Even people who pay attention to climate change tend to think in terrestrial terms: aridity, extreme weather, crop management changes, and effects of sea level rise on property. But most of our planet is covered in water, and what happens in the oceans matters.
Here is a meta-analysis of studies on biological changes in response to various factors associated with global warming, but not limited to temperature increase. A repeated theme is how there is little data on various factors and what coverage there is tends to be concentrated in studies of the North Atlantic, but even given how little attention has been applied to looking at these things, there is a burgeoning laundry list of how species are changing where they live, when they do things, and how well they live given the change in particular factors in their environment.
We have instituted vast changes in the conditions of life for the majority of the planet and have failed to pay enough attention to even know exactly how much impact that is going to have. We landlubbers tend to take the oceans for granted, even though 50 to 70% of the oxygen we breathe comes from oceanic phytoplankton. If we overturn the ecology of the oceans and mess up the phytoplankton among other biota, though, I expect we will have a geologically brief collective moment to reflect on that mistake before going the way of the dodo. The analysis shows that change is happening, that responses are occurring, and we have essentially no clue what the total risk involved is.
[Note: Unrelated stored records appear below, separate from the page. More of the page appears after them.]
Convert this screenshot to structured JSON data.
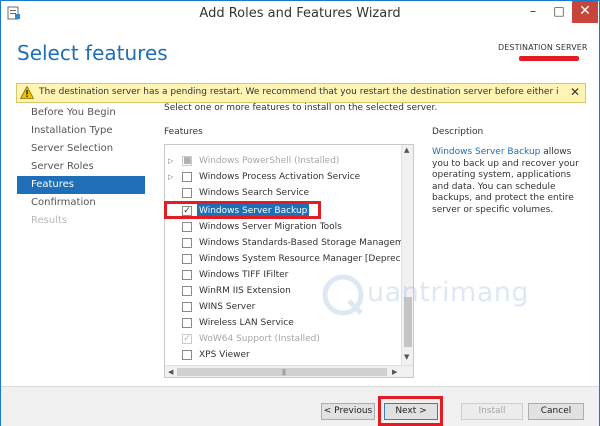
{
  "window": {
    "title": "Add Roles and Features Wizard",
    "minimize_glyph": "–",
    "maximize_glyph": "□",
    "close_glyph": "✕"
  },
  "header": {
    "page_title": "Select features",
    "destination_label": "DESTINATION SERVER"
  },
  "warning": {
    "text": "The destination server has a pending restart. We recommend that you restart the destination server before either installing o...",
    "close_glyph": "✕"
  },
  "nav": {
    "items": [
      {
        "label": "Before You Begin"
      },
      {
        "label": "Installation Type"
      },
      {
        "label": "Server Selection"
      },
      {
        "label": "Server Roles"
      },
      {
        "label": "Features"
      },
      {
        "label": "Confirmation"
      },
      {
        "label": "Results"
      }
    ]
  },
  "main": {
    "instruction": "Select one or more features to install on the selected server.",
    "features_heading": "Features",
    "features": [
      {
        "label": "Windows PowerShell (Installed)",
        "state": "installed"
      },
      {
        "label": "Windows Process Activation Service",
        "state": "unchecked"
      },
      {
        "label": "Windows Search Service",
        "state": "unchecked"
      },
      {
        "label": "Windows Server Backup",
        "state": "checked"
      },
      {
        "label": "Windows Server Migration Tools",
        "state": "unchecked"
      },
      {
        "label": "Windows Standards-Based Storage Management",
        "state": "unchecked"
      },
      {
        "label": "Windows System Resource Manager [Deprecated]",
        "state": "unchecked"
      },
      {
        "label": "Windows TIFF IFilter",
        "state": "unchecked"
      },
      {
        "label": "WinRM IIS Extension",
        "state": "unchecked"
      },
      {
        "label": "WINS Server",
        "state": "unchecked"
      },
      {
        "label": "Wireless LAN Service",
        "state": "unchecked"
      },
      {
        "label": "WoW64 Support (Installed)",
        "state": "installed"
      },
      {
        "label": "XPS Viewer",
        "state": "unchecked"
      }
    ]
  },
  "description": {
    "heading": "Description",
    "link_text": "Windows Server Backup",
    "body": " allows you to back up and recover your operating system, applications and data. You can schedule backups, and protect the entire server or specific volumes."
  },
  "watermark": {
    "text": "uantrimang"
  },
  "footer": {
    "previous_label": "< Previous",
    "next_label": "Next >",
    "install_label": "Install",
    "cancel_label": "Cancel"
  },
  "colors": {
    "accent": "#1e6fb8",
    "annotation_red": "#e31c23",
    "warning_bg": "#fff4b3",
    "close_red": "#c7463b"
  }
}
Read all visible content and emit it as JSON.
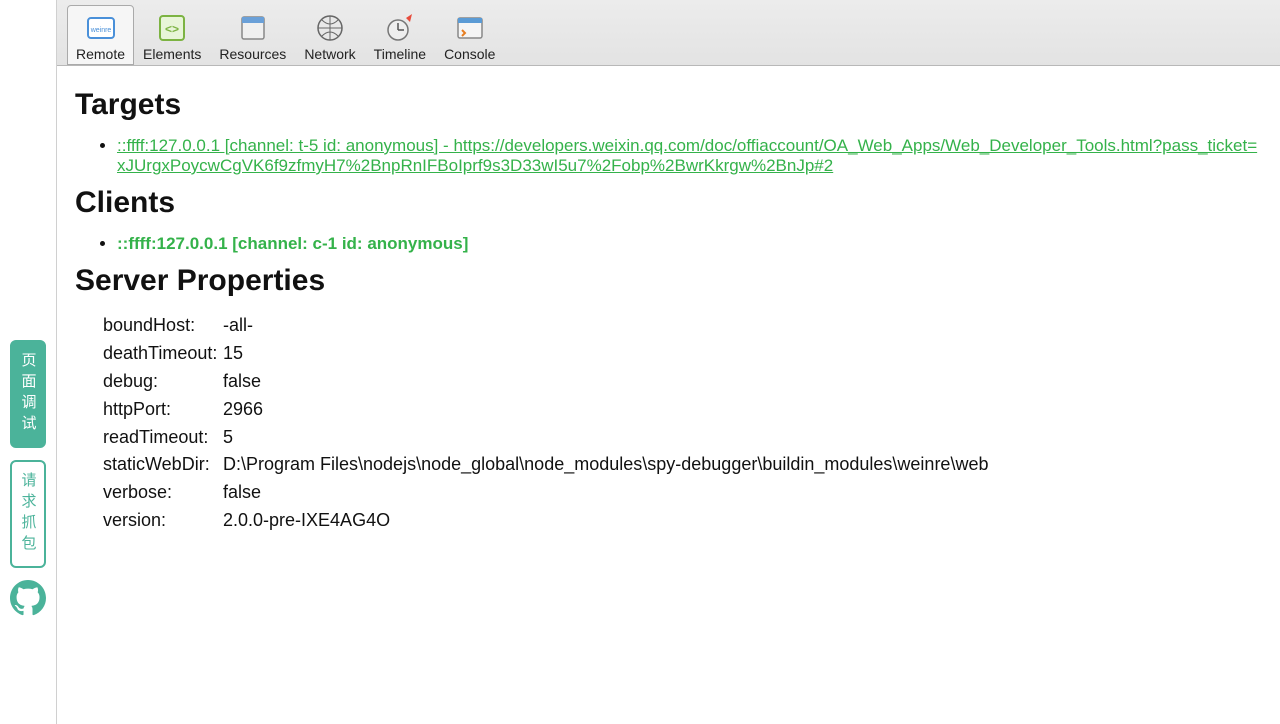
{
  "sidebar": {
    "pageDebug": "页面调试",
    "requestCapture": "请求抓包"
  },
  "toolbar": {
    "tabs": [
      {
        "label": "Remote"
      },
      {
        "label": "Elements"
      },
      {
        "label": "Resources"
      },
      {
        "label": "Network"
      },
      {
        "label": "Timeline"
      },
      {
        "label": "Console"
      }
    ]
  },
  "sections": {
    "targets": "Targets",
    "clients": "Clients",
    "serverProps": "Server Properties"
  },
  "targets": [
    "::ffff:127.0.0.1 [channel: t-5 id: anonymous] - https://developers.weixin.qq.com/doc/offiaccount/OA_Web_Apps/Web_Developer_Tools.html?pass_ticket=xJUrgxPoycwCgVK6f9zfmyH7%2BnpRnIFBoIprf9s3D33wI5u7%2Fobp%2BwrKkrgw%2BnJp#2"
  ],
  "clients": [
    "::ffff:127.0.0.1 [channel: c-1 id: anonymous]"
  ],
  "serverProps": [
    {
      "key": "boundHost:",
      "val": "-all-"
    },
    {
      "key": "deathTimeout:",
      "val": "15"
    },
    {
      "key": "debug:",
      "val": "false"
    },
    {
      "key": "httpPort:",
      "val": "2966"
    },
    {
      "key": "readTimeout:",
      "val": "5"
    },
    {
      "key": "staticWebDir:",
      "val": "D:\\Program Files\\nodejs\\node_global\\node_modules\\spy-debugger\\buildin_modules\\weinre\\web"
    },
    {
      "key": "verbose:",
      "val": "false"
    },
    {
      "key": "version:",
      "val": "2.0.0-pre-IXE4AG4O"
    }
  ]
}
Update: See also this article on rising heat in the oceans from The Guardian.